This time last year, we built our first veggie patch in the garden with the intention of growing our own fruit and veg. In the frosty mornings of January and February 2020, we were taking up turf, constructing raised beds and shovelling soil in preparation for the growing season. By March, we were ready to start planting and our kitchen windowsill was overflowing with seedlings.
That’s when the first lockdown hit and supplies started to run low in the supermarkets – that’s if you could get a delivery at all. But, with the first onion sets going into the chilly ground and little shoots popping up in my make-shift seed trays, I felt a little safer in the knowledge that I’d be able to provide for myself as soon as my crops grew large enough.
And after a year of sowing, growing, eating and preserving our own produce, I was hooked. It was so reassuring not to have to rely on ‘the outside’ for our food. We only had two supermarket deliveries last year in April and September for tins and dried goods and everything else we grew ourselves. I actually couldn’t believe it – who knew we would be able to become almost self-sufficient in just a few months?
Just look how happy I am with our harvest! It turns out that you don’t need a lot of space to start growing your own veggies. Our raised beds total about 8 square metres of space, maybe even less. But once those beds were full, we started looking for other areas we could use. We built a narrow planter on our decking for tomatoes, another along the side of the shed for runner beans to grow up, and used pots for everything from cauliflower to lettuce.
As autumn arrived and we jarred-up the last batch of green tomato chutney, I started planning for our 2021 veggie patch. We ordered seeds from GrowSeed.co.uk mapped out a new veggie patch in our never-used front garden and even got some bags of compost from the milkman. We are ready to get growing again. Which brings us to now.
We’ve already got the garlic bulbs in and they’re shooting up nicely. The shallots aren’t doing much yet, but at least I know we’ve got a row of those coming. We’ve got a batch of bare-root raspberry canes from JParkers.co.uk that will go in the new front garden patch. The tiny strawberry plants are miraculously growing in pots on the decking. And we’ve put in some grapes to climb beautifully along our patio trellis.
Last years herbs are still going strong and we sun-dried lots of leaves in the summer so we’ve got pots of dried mixed herbs in the pantry. And the best part is that we’re still eating all our home-grown produce now. From chutney and pickled beetroot to frozen carrots, peppers, green beans, parsnips, tomatoes and courgettes.

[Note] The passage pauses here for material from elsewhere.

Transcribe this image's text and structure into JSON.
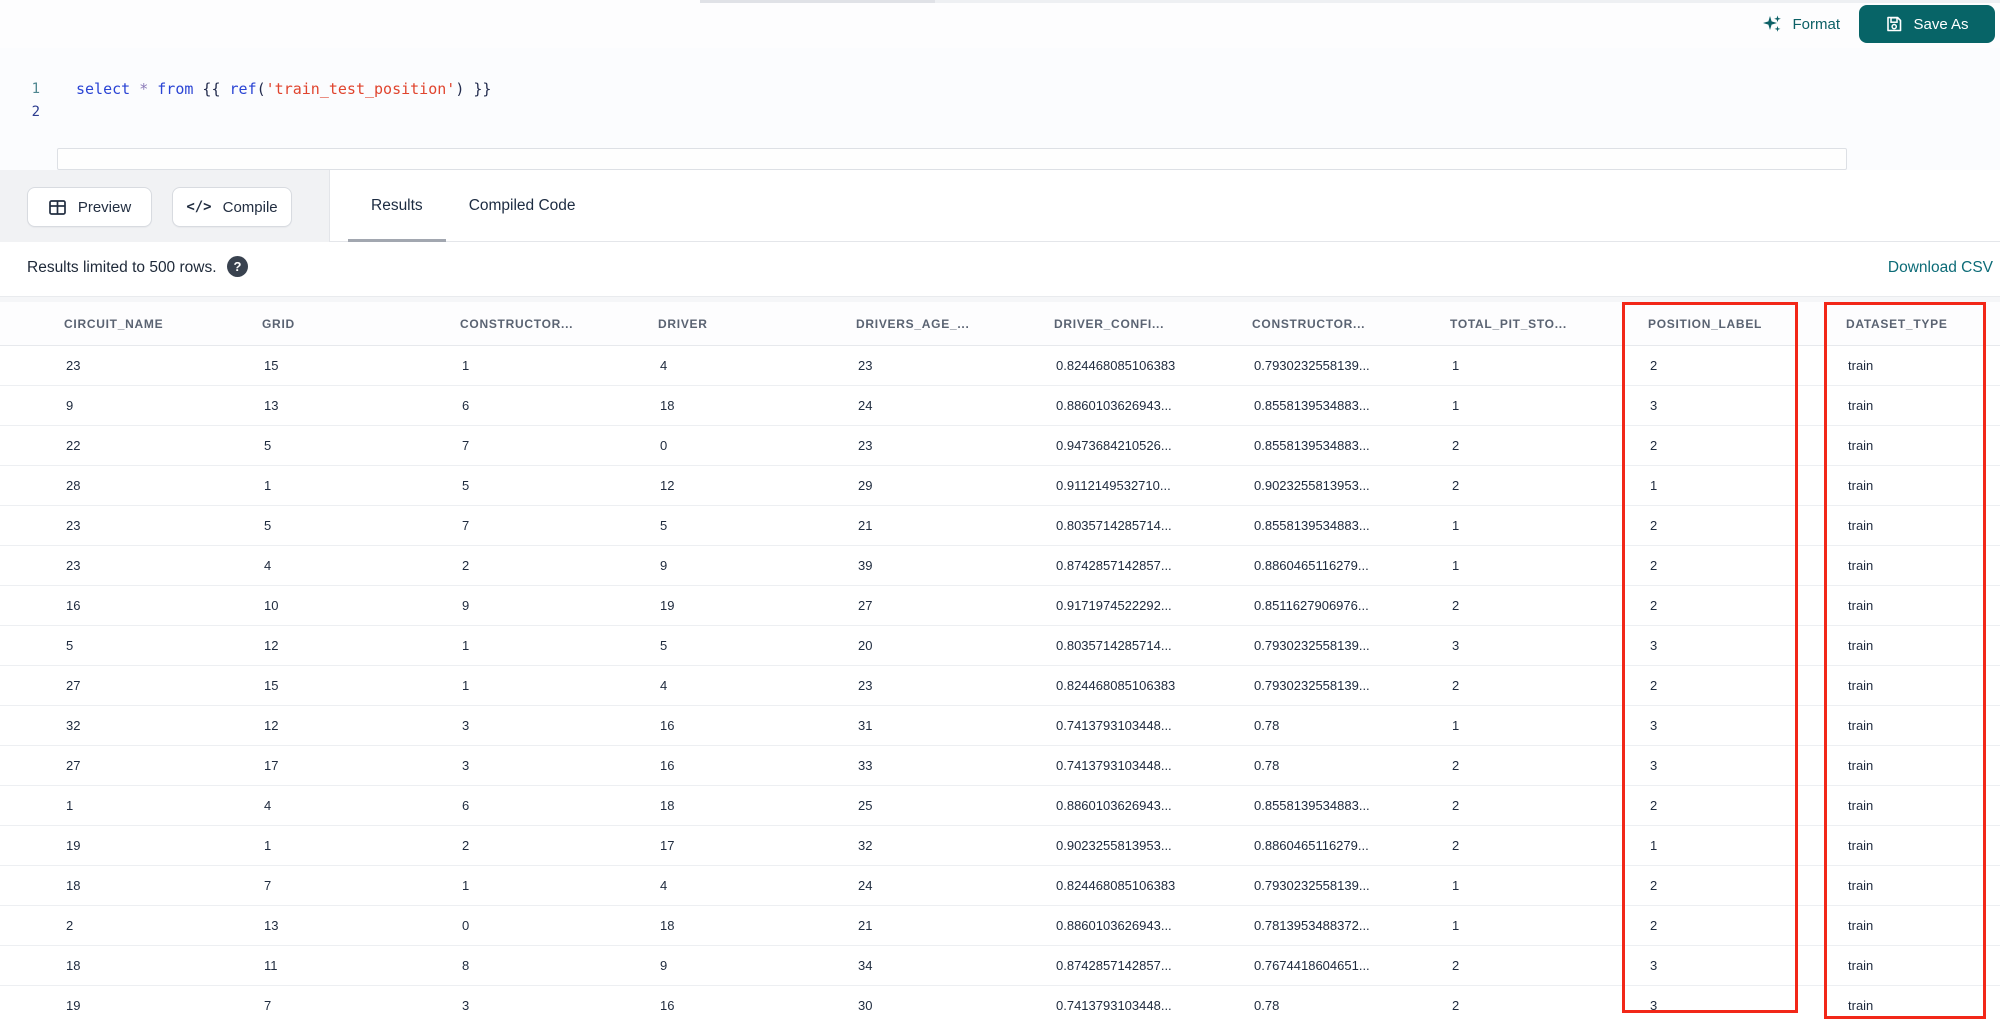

For lunch today we’re eating a vegetable soup that we made in September and froze in portions for the winter. And we’re having it with chunks of wholemeal bread that my husband baked yesterday. Argh, it’s official – we’ve become Tom and Barbara from The Good Life. In fact, my mum bought me the DVD boxset of The Good Life for my birthday last year! Soon our whole front garden will be ploughed up and put to better use with rows of potato plants and sweetcorn.

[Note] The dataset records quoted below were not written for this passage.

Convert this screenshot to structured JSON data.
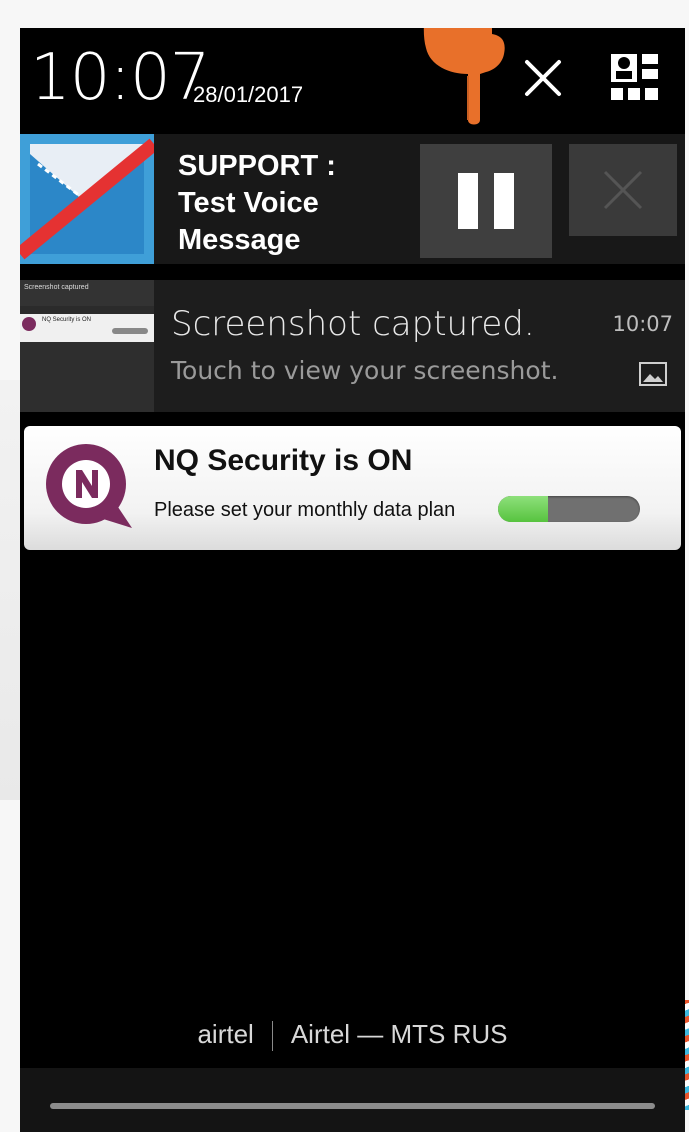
{
  "status": {
    "time": "10:07",
    "date": "28/01/2017",
    "clear_icon": "close-icon",
    "settings_icon": "quick-settings-icon"
  },
  "notifications": [
    {
      "app_icon": "voice-message-icon",
      "title": "SUPPORT :\nTest Voice\nMessage",
      "actions": [
        "pause-icon",
        "stop-close-icon"
      ]
    },
    {
      "title": "Screenshot captured.",
      "subtitle": "Touch to view your screenshot.",
      "time": "10:07",
      "thumbnail_lines": [
        "Screenshot captured",
        "NQ Security is ON"
      ],
      "indicator_icon": "image-icon"
    },
    {
      "title": "NQ Security is ON",
      "text": "Please set your monthly data plan",
      "progress": 0.35,
      "app_icon": "nq-logo-icon"
    }
  ],
  "carrier": {
    "left": "airtel",
    "right": "Airtel — MTS RUS"
  },
  "colors": {
    "hand": "#e8702a",
    "nq_purple": "#7b2b5e",
    "progress_green": "#6fd456",
    "voice_blue": "#4aa6dc"
  }
}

I’m currently looking for a small greenhouse, or a couple of little cold frames, or those growing spaces that look like cupboards with glass doors and shelves. After the number of seedlings in our kitchen got rather out of hand last year, I want to make the growing process a little easier to manage.
So far, I’ve got a tiny windowsill propagator from Wilko so that I can get started on sowing seeds now but by next month I’ll hopefully be able to update you on the greenhouse situation. Last year, I repurposed my pallet bar to create a plant bar for growing seedlings – here’s the plant bar blog post in case you missed it.
Let me know if you too have been growing your own and what you plan to grow this year. I’d love to see your veggie patch so please tag me in your photos on Instagram @Cassiefairy. And feel free to check out my garden board on Pinterest for allotment inspiration!